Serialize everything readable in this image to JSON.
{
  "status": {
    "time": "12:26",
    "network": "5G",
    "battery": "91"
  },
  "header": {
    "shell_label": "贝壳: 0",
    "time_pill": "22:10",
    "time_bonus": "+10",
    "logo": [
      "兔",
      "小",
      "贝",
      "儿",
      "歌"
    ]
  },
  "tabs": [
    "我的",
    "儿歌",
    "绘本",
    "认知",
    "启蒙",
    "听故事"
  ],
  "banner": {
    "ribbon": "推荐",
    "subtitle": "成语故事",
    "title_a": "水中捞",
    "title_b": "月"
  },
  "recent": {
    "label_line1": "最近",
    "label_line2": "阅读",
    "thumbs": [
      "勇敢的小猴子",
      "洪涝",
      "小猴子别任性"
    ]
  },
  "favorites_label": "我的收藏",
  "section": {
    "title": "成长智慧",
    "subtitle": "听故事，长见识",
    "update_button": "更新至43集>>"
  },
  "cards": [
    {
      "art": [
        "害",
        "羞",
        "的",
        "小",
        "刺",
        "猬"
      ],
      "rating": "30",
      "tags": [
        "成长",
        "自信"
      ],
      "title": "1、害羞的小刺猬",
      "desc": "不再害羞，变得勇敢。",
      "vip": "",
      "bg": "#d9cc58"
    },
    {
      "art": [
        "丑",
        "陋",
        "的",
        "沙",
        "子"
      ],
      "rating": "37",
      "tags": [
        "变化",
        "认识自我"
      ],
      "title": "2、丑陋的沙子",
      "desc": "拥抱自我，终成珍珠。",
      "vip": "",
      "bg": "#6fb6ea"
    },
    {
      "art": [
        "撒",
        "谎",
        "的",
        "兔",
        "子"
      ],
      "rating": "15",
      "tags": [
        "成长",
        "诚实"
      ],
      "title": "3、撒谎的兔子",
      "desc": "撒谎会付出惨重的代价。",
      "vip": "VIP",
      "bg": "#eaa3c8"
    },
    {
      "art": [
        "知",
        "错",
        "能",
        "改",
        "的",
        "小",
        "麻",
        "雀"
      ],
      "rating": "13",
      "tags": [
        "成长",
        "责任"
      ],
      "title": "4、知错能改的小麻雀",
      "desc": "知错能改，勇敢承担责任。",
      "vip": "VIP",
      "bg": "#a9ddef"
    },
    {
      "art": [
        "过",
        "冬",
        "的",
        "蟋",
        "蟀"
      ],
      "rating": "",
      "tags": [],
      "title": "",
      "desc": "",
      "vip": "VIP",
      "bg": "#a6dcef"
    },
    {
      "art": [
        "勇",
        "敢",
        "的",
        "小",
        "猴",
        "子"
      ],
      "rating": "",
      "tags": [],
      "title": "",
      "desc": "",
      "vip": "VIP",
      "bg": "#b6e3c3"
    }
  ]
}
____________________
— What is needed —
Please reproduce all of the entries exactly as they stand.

— Exercise solution —
Serialize everything readable in this image to JSON.
{
  "status": {
    "time": "12:26",
    "network": "5G",
    "battery": "91"
  },
  "header": {
    "shell_label": "贝壳: 0",
    "time_pill": "22:10",
    "time_bonus": "+10",
    "logo": [
      "兔",
      "小",
      "贝",
      "儿",
      "歌"
    ]
  },
  "tabs": [
    "我的",
    "儿歌",
    "绘本",
    "认知",
    "启蒙",
    "听故事"
  ],
  "banner": {
    "ribbon": "推荐",
    "subtitle": "成语故事",
    "title_a": "水中捞",
    "title_b": "月"
  },
  "recent": {
    "label_line1": "最近",
    "label_line2": "阅读",
    "thumbs": [
      "勇敢的小猴子",
      "洪涝",
      "小猴子别任性"
    ]
  },
  "favorites_label": "我的收藏",
  "section": {
    "title": "成长智慧",
    "subtitle": "听故事，长见识",
    "update_button": "更新至43集>>"
  },
  "cards": [
    {
      "art": [
        "害",
        "羞",
        "的",
        "小",
        "刺",
        "猬"
      ],
      "rating": "30",
      "tags": [
        "成长",
        "自信"
      ],
      "title": "1、害羞的小刺猬",
      "desc": "不再害羞，变得勇敢。",
      "vip": "",
      "bg": "#d9cc58"
    },
    {
      "art": [
        "丑",
        "陋",
        "的",
        "沙",
        "子"
      ],
      "rating": "37",
      "tags": [
        "变化",
        "认识自我"
      ],
      "title": "2、丑陋的沙子",
      "desc": "拥抱自我，终成珍珠。",
      "vip": "",
      "bg": "#6fb6ea"
    },
    {
      "art": [
        "撒",
        "谎",
        "的",
        "兔",
        "子"
      ],
      "rating": "15",
      "tags": [
        "成长",
        "诚实"
      ],
      "title": "3、撒谎的兔子",
      "desc": "撒谎会付出惨重的代价。",
      "vip": "VIP",
      "bg": "#eaa3c8"
    },
    {
      "art": [
        "知",
        "错",
        "能",
        "改",
        "的",
        "小",
        "麻",
        "雀"
      ],
      "rating": "13",
      "tags": [
        "成长",
        "责任"
      ],
      "title": "4、知错能改的小麻雀",
      "desc": "知错能改，勇敢承担责任。",
      "vip": "VIP",
      "bg": "#a9ddef"
    },
    {
      "art": [
        "过",
        "冬",
        "的",
        "蟋",
        "蟀"
      ],
      "rating": "",
      "tags": [],
      "title": "",
      "desc": "",
      "vip": "VIP",
      "bg": "#a6dcef"
    },
    {
      "art": [
        "勇",
        "敢",
        "的",
        "小",
        "猴",
        "子"
      ],
      "rating": "",
      "tags": [],
      "title": "",
      "desc": "",
      "vip": "VIP",
      "bg": "#b6e3c3"
    }
  ]
}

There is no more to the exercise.